Segment Start: Exercise inputs

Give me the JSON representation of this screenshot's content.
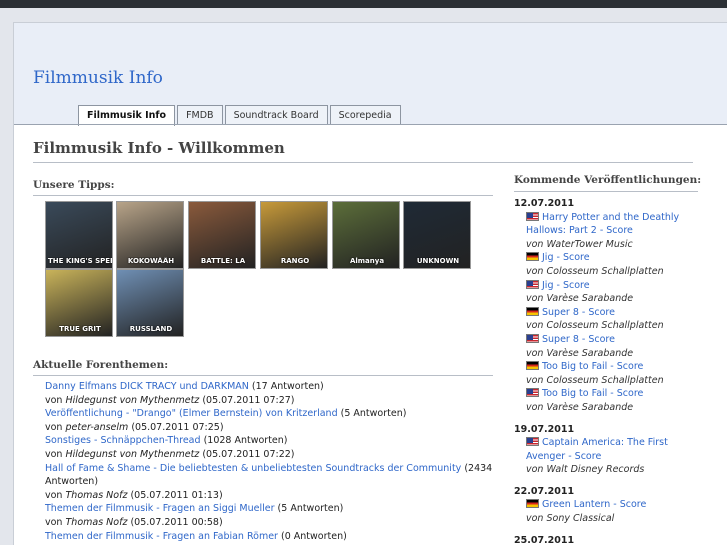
{
  "site": {
    "title": "Filmmusik Info"
  },
  "nav": {
    "tabs": [
      {
        "label": "Filmmusik Info",
        "active": true
      },
      {
        "label": "FMDB",
        "active": false
      },
      {
        "label": "Soundtrack Board",
        "active": false
      },
      {
        "label": "Scorepedia",
        "active": false
      }
    ]
  },
  "main": {
    "title": "Filmmusik Info - Willkommen",
    "tips_heading": "Unsere Tipps:",
    "tips": [
      {
        "caption": "THE KING'S SPEECH",
        "color": "#3a4a5a"
      },
      {
        "caption": "KOKOWÄÄH",
        "color": "#b8a489"
      },
      {
        "caption": "BATTLE: LA",
        "color": "#8a5a3c"
      },
      {
        "caption": "RANGO",
        "color": "#c79a3a"
      },
      {
        "caption": "Almanya",
        "color": "#5c6e3a"
      },
      {
        "caption": "UNKNOWN",
        "color": "#1f2a36"
      },
      {
        "caption": "TRUE GRIT",
        "color": "#c9b35a"
      },
      {
        "caption": "RUSSLAND",
        "color": "#6f8fb4"
      }
    ],
    "forum_heading": "Aktuelle Forenthemen:",
    "forum_by_prefix": "von",
    "forum": [
      {
        "topic": "Danny Elfmans DICK TRACY und DARKMAN",
        "count": "(17 Antworten)",
        "user": "Hildegunst von Mythenmetz",
        "time": "(05.07.2011 07:27)"
      },
      {
        "topic": "Veröffentlichung - \"Drango\" (Elmer Bernstein) von Kritzerland",
        "count": "(5 Antworten)",
        "user": "peter-anselm",
        "time": "(05.07.2011 07:25)"
      },
      {
        "topic": "Sonstiges - Schnäppchen-Thread",
        "count": "(1028 Antworten)",
        "user": "Hildegunst von Mythenmetz",
        "time": "(05.07.2011 07:22)"
      },
      {
        "topic": "Hall of Fame & Shame - Die beliebtesten & unbeliebtesten Soundtracks der Community",
        "count": "(2434 Antworten)",
        "user": "Thomas Nofz",
        "time": "(05.07.2011 01:13)"
      },
      {
        "topic": "Themen der Filmmusik - Fragen an Siggi Mueller",
        "count": "(5 Antworten)",
        "user": "Thomas Nofz",
        "time": "(05.07.2011 00:58)"
      },
      {
        "topic": "Themen der Filmmusik - Fragen an Fabian Römer",
        "count": "(0 Antworten)",
        "user": "",
        "time": ""
      }
    ]
  },
  "sidebar": {
    "heading": "Kommende Veröffentlichungen:",
    "label_prefix": "von",
    "groups": [
      {
        "date": "12.07.2011",
        "items": [
          {
            "flag": "us",
            "title": "Harry Potter and the Deathly Hallows: Part 2 - Score",
            "label": "WaterTower Music"
          },
          {
            "flag": "de",
            "title": "Jig - Score",
            "label": "Colosseum Schallplatten"
          },
          {
            "flag": "us",
            "title": "Jig - Score",
            "label": "Varèse Sarabande"
          },
          {
            "flag": "de",
            "title": "Super 8 - Score",
            "label": "Colosseum Schallplatten"
          },
          {
            "flag": "us",
            "title": "Super 8 - Score",
            "label": "Varèse Sarabande"
          },
          {
            "flag": "de",
            "title": "Too Big to Fail - Score",
            "label": "Colosseum Schallplatten"
          },
          {
            "flag": "us",
            "title": "Too Big to Fail - Score",
            "label": "Varèse Sarabande"
          }
        ]
      },
      {
        "date": "19.07.2011",
        "items": [
          {
            "flag": "us",
            "title": "Captain America: The First Avenger - Score",
            "label": "Walt Disney Records"
          }
        ]
      },
      {
        "date": "22.07.2011",
        "items": [
          {
            "flag": "de",
            "title": "Green Lantern - Score",
            "label": "Sony Classical"
          }
        ]
      },
      {
        "date": "25.07.2011",
        "items": []
      }
    ]
  }
}
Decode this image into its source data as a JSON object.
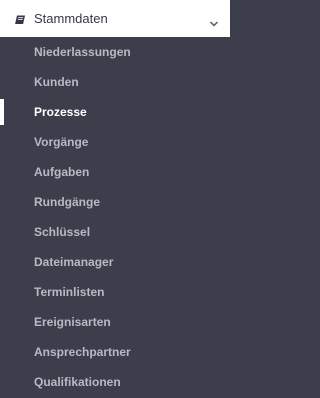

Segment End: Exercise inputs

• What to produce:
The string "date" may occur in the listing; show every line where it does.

• Reply to the task:
        "date": "12.07.2011",
        "date": "19.07.2011",
        "date": "22.07.2011",
        "date": "25.07.2011",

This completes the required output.